China’s Ministry of Agriculture and Rural Affairs has published its eagerly awaited national plan. Acting as a blueprint for future developments, innovations and national economic strength, the plan has specifically included cultivated meat and ‘future foods’ as sectors to actively participate in.
Long-term goals as directed by China’s political leaders, are supported by the agricultural plan. In real terms, it seeks to identify ways in which to meet said goals. The new inclusion of cultivated meat represents identification of the technology as a vital part of China’s growth and success. It comes as the ministry announced a commitment to transforming China’s food system into a greener and more sustainable enterprise. The Good Food Institute APAC (‘GFI APAC’) has cited that this might, in turn, lead to much-needed funding increases for the sector.
An end to the uphill battle?
Historically, reducing meat consumption in China has proven difficult. Intrinsically linked to status and health, meat remains popular and has transformed from a rare treat to an everyday staple. Beef, having once been dubbed “millionaire’s meat”, is consumed more than ever, alongside the country’s favourite, pork. The expansion of China’s middle class has largely been considered a precursor to increased meat consumption.
China’s appetite for meat is showing little sign of slowing down. In the last 30 years, the average person’s meat intake has increased from 30 to 150g per day. In Hong Kong, the figure is significantly higher still. A study conducted by Chinese University and the UK’s University of Exeter has recommended a reduction in meat consumption, to alleviate climate-altering emissions. Access to domestic cultivated meat products, alongside existing plant-based options, could be a viable solution.
Chinese consumers have proved hesitant when it comes to plant-based meat. Not because of what they are made of, but due to taste. GFI APAC has cited discerning palates as a stumbling block to widespread acceptance but notes that market interest is observable. Further, the country has chosen to use “new protein” and “plant meat” as terms moving forward. This is to remove any connection to former iterations of vegetarian protein, which has fallen short of the mark.
Putting an end to food security woes
Food security is an ongoing concern for the 1.4 billion-strong Chinese population. As such, tackling it has become a major part of the national security strategy. Increased food waste, loss of land due to increased urbanisation and changing dietary preferences have all highlighted gaps in the food supply chain. Add the 2020 African swine fever outbreak that saw pork levels drop and Covid-19-related shortfalls and the need for domestic food production becomes clear.
“As the world grapples with the twin challenges of skyrocketing protein demand and diminishing natural resources, a rapid shift towards plant-based and cultivated meat is a critical element of how we increase food security, mitigate environmental degradation, and alleviate global poverty,” Mirte Gosker, acting managing director of GFI APAC said in a statement.

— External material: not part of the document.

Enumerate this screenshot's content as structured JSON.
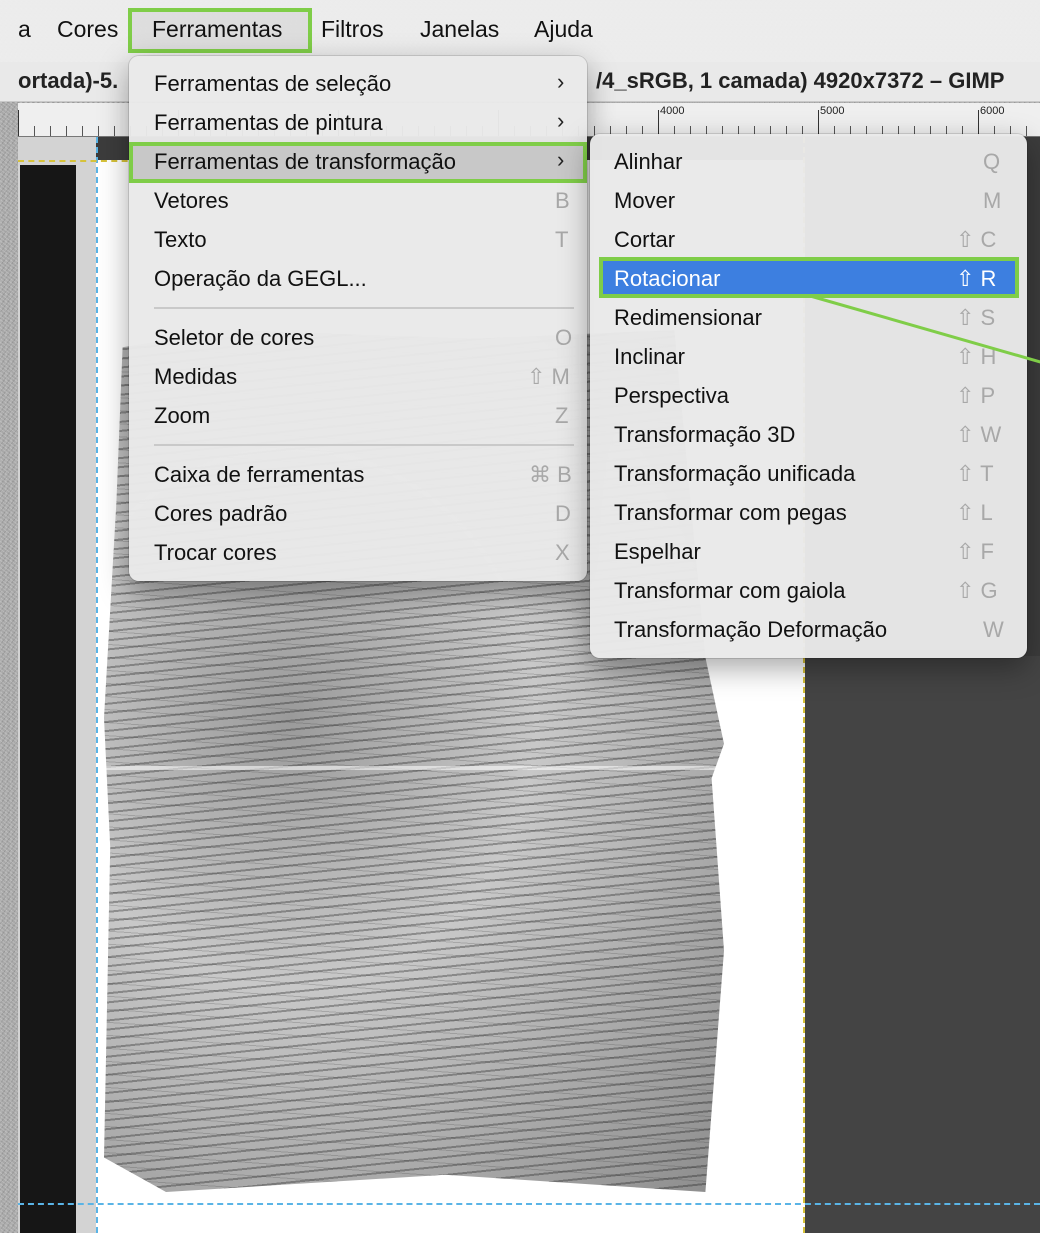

As a nation of meat-lovers, China choosing to acknowledge and support its cultivated sector has the potential to positively impact numerous ongoing concerns. One stumbling block remains, however. Regulatory approval for the commercial sale of cultivated meat has not yet been granted in China. That’s not to say that companies aren’t making progress. Joes Future Food revealed last year that it was scaling up, following an almost $11 million fundraising round, to produce cultivated pork. Inclusion of the cultivated industry in the agricultural plan could herald accelerated lead times and access to better funding options.

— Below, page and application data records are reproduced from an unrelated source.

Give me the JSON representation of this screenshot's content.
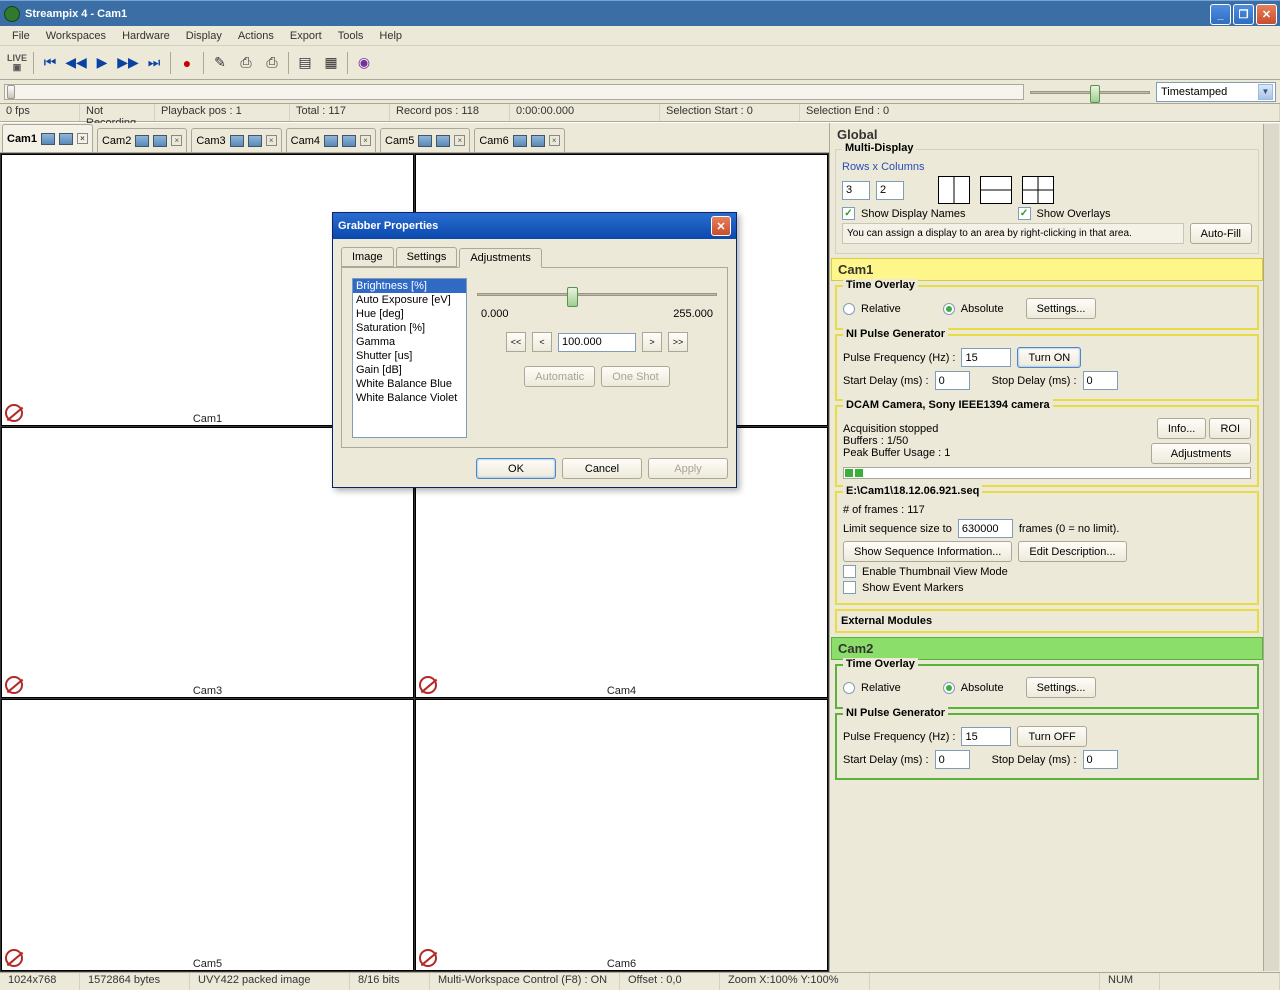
{
  "title": "Streampix 4 - Cam1",
  "menu": [
    "File",
    "Workspaces",
    "Hardware",
    "Display",
    "Actions",
    "Export",
    "Tools",
    "Help"
  ],
  "timestamp_mode": "Timestamped",
  "status_top": {
    "fps": "0 fps",
    "rec": "Not Recording",
    "playback": "Playback pos : 1",
    "total": "Total : 117",
    "recpos": "Record pos : 118",
    "time": "0:00:00.000",
    "selstart": "Selection Start : 0",
    "selend": "Selection End : 0"
  },
  "camtabs": [
    "Cam1",
    "Cam2",
    "Cam3",
    "Cam4",
    "Cam5",
    "Cam6"
  ],
  "gridlabels": [
    "Cam1",
    "",
    "Cam3",
    "Cam4",
    "Cam5",
    "Cam6"
  ],
  "dialog": {
    "title": "Grabber Properties",
    "tabs": [
      "Image",
      "Settings",
      "Adjustments"
    ],
    "items": [
      "Brightness [%]",
      "Auto Exposure [eV]",
      "Hue [deg]",
      "Saturation [%]",
      "Gamma",
      "Shutter [us]",
      "Gain [dB]",
      "White Balance Blue",
      "White Balance Violet"
    ],
    "min": "0.000",
    "max": "255.000",
    "value": "100.000",
    "automatic": "Automatic",
    "oneshot": "One Shot",
    "ok": "OK",
    "cancel": "Cancel",
    "apply": "Apply"
  },
  "global": {
    "title": "Global",
    "multidisplay": "Multi-Display",
    "rowscols": "Rows x Columns",
    "rows": "3",
    "cols": "2",
    "showdisp": "Show Display Names",
    "showover": "Show Overlays",
    "hint": "You can assign a display to an area by right-clicking in that area.",
    "autofill": "Auto-Fill"
  },
  "cam1": {
    "title": "Cam1",
    "timeoverlay": "Time Overlay",
    "relative": "Relative",
    "absolute": "Absolute",
    "settings": "Settings...",
    "ni": "NI Pulse Generator",
    "pfreq_l": "Pulse Frequency (Hz) :",
    "pfreq_v": "15",
    "turn": "Turn ON",
    "sdelay_l": "Start Delay (ms) :",
    "sdelay_v": "0",
    "edelay_l": "Stop Delay (ms) :",
    "edelay_v": "0",
    "dcam": "DCAM Camera, Sony IEEE1394 camera",
    "acq": "Acquisition stopped",
    "buffers": "Buffers : 1/50",
    "peak": "Peak Buffer Usage : 1",
    "info": "Info...",
    "roi": "ROI",
    "adjustments": "Adjustments",
    "seqpath": "E:\\Cam1\\18.12.06.921.seq",
    "nframes": "# of frames : 117",
    "limit_l": "Limit sequence size to",
    "limit_v": "630000",
    "limit_t": "frames (0 = no limit).",
    "showseq": "Show Sequence Information...",
    "editdesc": "Edit Description...",
    "enablethumb": "Enable Thumbnail View Mode",
    "showmarkers": "Show Event Markers",
    "ext": "External Modules"
  },
  "cam2": {
    "title": "Cam2",
    "turn": "Turn OFF"
  },
  "status_bottom": {
    "res": "1024x768",
    "bytes": "1572864 bytes",
    "format": "UVY422 packed image",
    "bits": "8/16 bits",
    "mwc": "Multi-Workspace Control (F8) : ON",
    "offset": "Offset : 0,0",
    "zoom": "Zoom X:100%  Y:100%",
    "num": "NUM"
  }
}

“By including game-changing food technologies like cultivated meat—which is grown directly from animal cells instead of farming animals—in China’s five-year agricultural plan, national leaders are saying publicly what others around the world have long hoped: that China intends to go all-in on building the future of food, including investing in critical scientific research, just as they have for clean energy and other high-tech sectors with global implications,” Gosker said. “Other nations would be wise to follow China’s example by investing in this smarter way of making meat before they get left behind.”

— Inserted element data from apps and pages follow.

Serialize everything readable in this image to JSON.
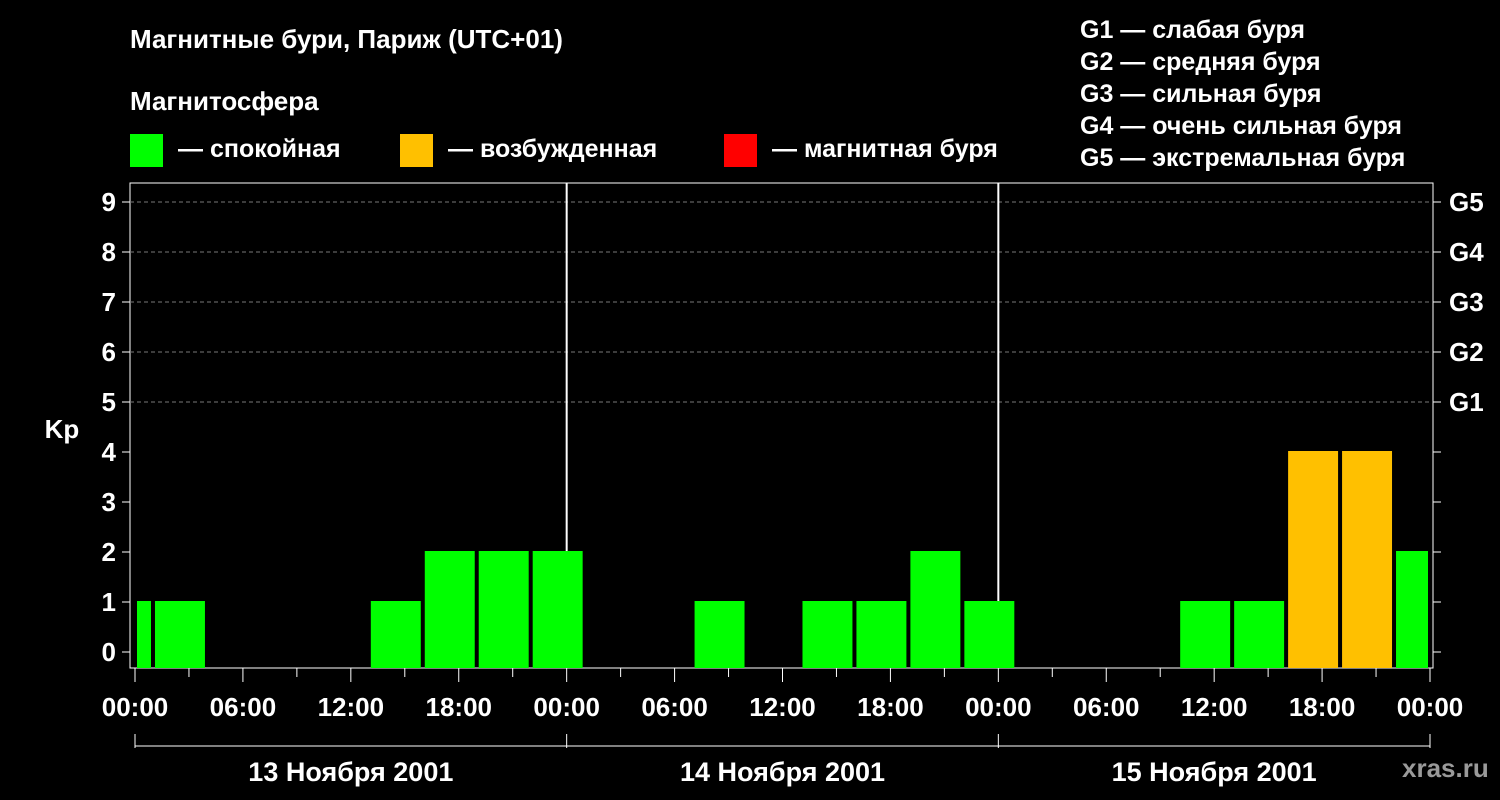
{
  "title": "Магнитные бури, Париж (UTC+01)",
  "subtitle": "Магнитосфера",
  "legend": [
    {
      "label": "— спокойная",
      "color": "#00ff00"
    },
    {
      "label": "— возбужденная",
      "color": "#ffc000"
    },
    {
      "label": "— магнитная буря",
      "color": "#ff0000"
    }
  ],
  "g_legend": [
    "G1 — слабая буря",
    "G2 — средняя буря",
    "G3 — сильная буря",
    "G4 — очень сильная буря",
    "G5 — экстремальная буря"
  ],
  "watermark": "xras.ru",
  "chart_data": {
    "type": "bar",
    "title": "Магнитные бури, Париж (UTC+01)",
    "ylabel": "Kp",
    "ylim": [
      0,
      9
    ],
    "yticks": [
      0,
      1,
      2,
      3,
      4,
      5,
      6,
      7,
      8,
      9
    ],
    "right_ticks": [
      {
        "value": 5,
        "label": "G1"
      },
      {
        "value": 6,
        "label": "G2"
      },
      {
        "value": 7,
        "label": "G3"
      },
      {
        "value": 8,
        "label": "G4"
      },
      {
        "value": 9,
        "label": "G5"
      }
    ],
    "grid": "dashed horizontal lines at Kp 5–9",
    "x_tick_labels": [
      "00:00",
      "06:00",
      "12:00",
      "18:00",
      "00:00",
      "06:00",
      "12:00",
      "18:00",
      "00:00",
      "06:00",
      "12:00",
      "18:00",
      "00:00"
    ],
    "dates": [
      "13 Ноября 2001",
      "14 Ноября 2001",
      "15 Ноября 2001"
    ],
    "bars": [
      {
        "day": "13 Ноября 2001",
        "start": "00:00",
        "end": "01:00",
        "kp": 1,
        "level": "спокойная"
      },
      {
        "day": "13 Ноября 2001",
        "start": "01:00",
        "end": "04:00",
        "kp": 1,
        "level": "спокойная"
      },
      {
        "day": "13 Ноября 2001",
        "start": "13:00",
        "end": "16:00",
        "kp": 1,
        "level": "спокойная"
      },
      {
        "day": "13 Ноября 2001",
        "start": "16:00",
        "end": "19:00",
        "kp": 2,
        "level": "спокойная"
      },
      {
        "day": "13 Ноября 2001",
        "start": "19:00",
        "end": "22:00",
        "kp": 2,
        "level": "спокойная"
      },
      {
        "day": "13 Ноября 2001",
        "start": "22:00",
        "end": "01:00",
        "kp": 2,
        "level": "спокойная"
      },
      {
        "day": "14 Ноября 2001",
        "start": "07:00",
        "end": "10:00",
        "kp": 1,
        "level": "спокойная"
      },
      {
        "day": "14 Ноября 2001",
        "start": "13:00",
        "end": "16:00",
        "kp": 1,
        "level": "спокойная"
      },
      {
        "day": "14 Ноября 2001",
        "start": "16:00",
        "end": "19:00",
        "kp": 1,
        "level": "спокойная"
      },
      {
        "day": "14 Ноября 2001",
        "start": "19:00",
        "end": "22:00",
        "kp": 2,
        "level": "спокойная"
      },
      {
        "day": "14 Ноября 2001",
        "start": "22:00",
        "end": "01:00",
        "kp": 1,
        "level": "спокойная"
      },
      {
        "day": "15 Ноября 2001",
        "start": "10:00",
        "end": "13:00",
        "kp": 1,
        "level": "спокойная"
      },
      {
        "day": "15 Ноября 2001",
        "start": "13:00",
        "end": "16:00",
        "kp": 1,
        "level": "спокойная"
      },
      {
        "day": "15 Ноября 2001",
        "start": "16:00",
        "end": "19:00",
        "kp": 4,
        "level": "возбужденная"
      },
      {
        "day": "15 Ноября 2001",
        "start": "19:00",
        "end": "22:00",
        "kp": 4,
        "level": "возбужденная"
      },
      {
        "day": "15 Ноября 2001",
        "start": "22:00",
        "end": "24:00",
        "kp": 2,
        "level": "спокойная"
      }
    ],
    "colors": {
      "спокойная": "#00ff00",
      "возбужденная": "#ffc000",
      "магнитная буря": "#ff0000"
    }
  }
}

Josh Tetrick, co-founder and CEO of Eat Just and GOOD Meat, the world’s first company to commercialize cultivated meat, agrees: “China is putting a stake in the ground by prioritizing innovative, new food categories that can have wide-sweeping implications for human and planetary health.”
The rising tide of meat alternatives
Alongside China’s cultivated meat milestone, plant-based protein successes are being announced. Last week, Starfield Foods closed the biggest ever Chinese investment round for vegan meat. The Series B round was led by Primavera Capital Group and will allow the company to expand significantly, with production capacity increases being a priority. Starfield was noted to be a worthwhile investment by a spokesperson for the lead investor, due to its focus on producing proteins in line with Chinese tastes.
To date, Singapore remains the only country to have granted regulatory approval for cultivated meat sales. California’s Eat Just has been granted permission for two of its cultivated chicken products.
Lead image courtesy of Edward Jenner from Pexels.